Having the ability to watch and variables or memory locations while the target is running is very useful. The approach presented here is stopping the target in the background, so it *is* intrusive. But this approach works very well for low frequencies. It does not need any special software library or hardware, it works with plain GDB and Eclipse. Other approaches I’m using are using FreeMaster or tracing data with FreeRTOS+Trace.
Happy Updating 🙂
- CodeWarrior Live View: https://mcuoneclipse.com/2013/01/27/live-view-for-variables-and-memory/
- Differences between CodeWarrior and Kinetis Design Studio: https://mcuoneclipse.com/2014/09/28/comparing-codewarrior-with-kinetis-design-studio/
- GDB non-stop mode: https://sourceware.org/gdb/onlinedocs/gdb/Non_002dStop-Mode.html
- Automatic Display with GDB: https://sourceware.org/gdb/onlinedocs/gdb/Auto-Display.html
- Tutorial using FreeMaster: https://mcuoneclipse.com/2013/08/24/tutorial-freemaster-visualization-and-run-time-debugging/
Tell us more about Freemaster. I’ve used it, but it seems like a totally ignored product.
yes, i absolutely agree!

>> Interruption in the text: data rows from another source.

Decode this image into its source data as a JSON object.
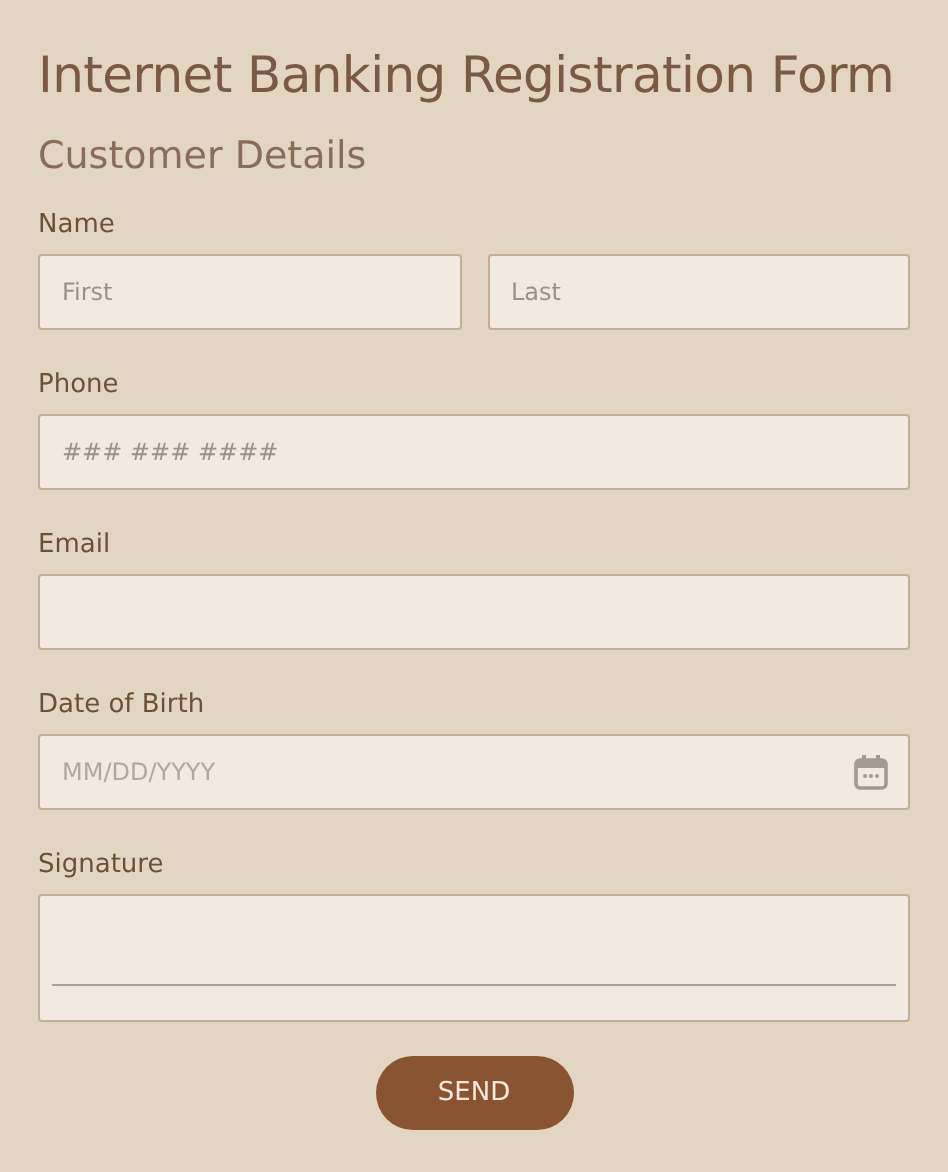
{
  "title": "Internet Banking Registration Form",
  "section": "Customer Details",
  "fields": [
    {
      "kind": "name",
      "label": "Name",
      "inputs": [
        {
          "placeholder": "First"
        },
        {
          "placeholder": "Last"
        }
      ]
    },
    {
      "kind": "text",
      "label": "Phone",
      "placeholder": "### ### ####"
    },
    {
      "kind": "text",
      "label": "Email"
    },
    {
      "kind": "date",
      "label": "Date of Birth",
      "placeholder": "MM/DD/YYYY"
    },
    {
      "kind": "signature",
      "label": "Signature"
    }
  ],
  "submit": "SEND"
}
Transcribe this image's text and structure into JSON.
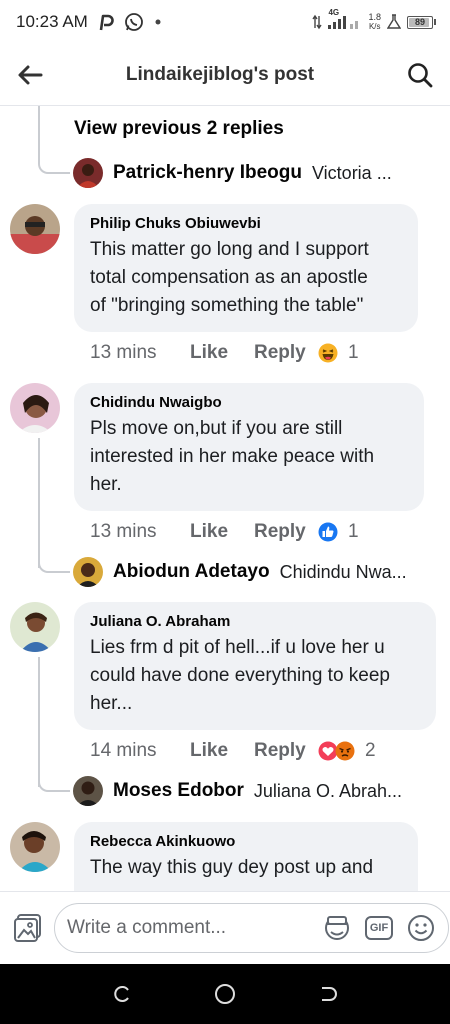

I wrote a tutorial here, a while back: https://mcuoneclipse.com/2013/08/24/tutorial-freemaster-visualization-and-run-time-debugging/
I should probably consider to write a follow-up, as with the latest tool chains things have changed a little.
You can use dynamic printf for similar purpose if you have console (printf) support in target application. It is a lot more easier to setup.
interesting feature, I was not aware of this one :-). I see that it requires CDT 7.7, but I’m still on 7.6. No surprise that it did not had any effect when I tried it with 7.6. Still wondering how it works internally. Do you need semihosting enabled? Because usually embedded applications do not have printf implemented, so this might add a lot of overhead.
Indeed, this comes with the cost of printf overhead.
GDB, internally when breakpoint is hit, will perform a method call to “printf” with required arguments. Now it is up to how application is compiled: with semihosting enabled, output will be rooted to debugger; with UART based stdout libraries, the output will go to target serial.
I tried that feature (dynamic-printf) with semihosting and GDB 7.8. Semihosting does work fine, but nothing was printed :-(. Any idea?
This is Really a usefull feature!
Thanks so much for the help, I forgot in which post I asked about this. It has been of great help!
Thanks for this post. That will be really helpfuI for my so I just tried your approach.I got some different result as noted in your blog:
+ When gdb hits the breakpoint the Console prints a lot of data
+ It reads the variable but does not give the name for it. For example it looks like:
011,959 479-data-read-memory 1074507792 x 1 1 4
I guess there are some gdb settings wrong in my case. I’m using KDS 3.0.1 with all updates available.
if you do a ‘info display’ in the GDB console, does it list the variable properly?
And just asking the obvious: I assume you are doing this for global (not local/stack) variables, right?
I did a mistakes. I had the wrong console. The gdb trace was the one I had and that is far two much detailed.
Working great thanks! Maybe you can add in your post that you can change the variable display type with:
Also, to select the good console, you must click on the screen icon located to the right of the pin console button and select the arm gdb one. The pegdbserver was display by default for me and I was tipping in the console without result.
many thanks for the suggestions! I have updated the post, thank you!
The only consoles I have are “Processor Expert,” “CDT Global Build Console” and “CDT Build Console.” That’s under “display selected console.” There’s also “open console” which has “CVS” and “C/C++ Build Console.” Help!
to get the GDB console in there, you have to debug with GDB first.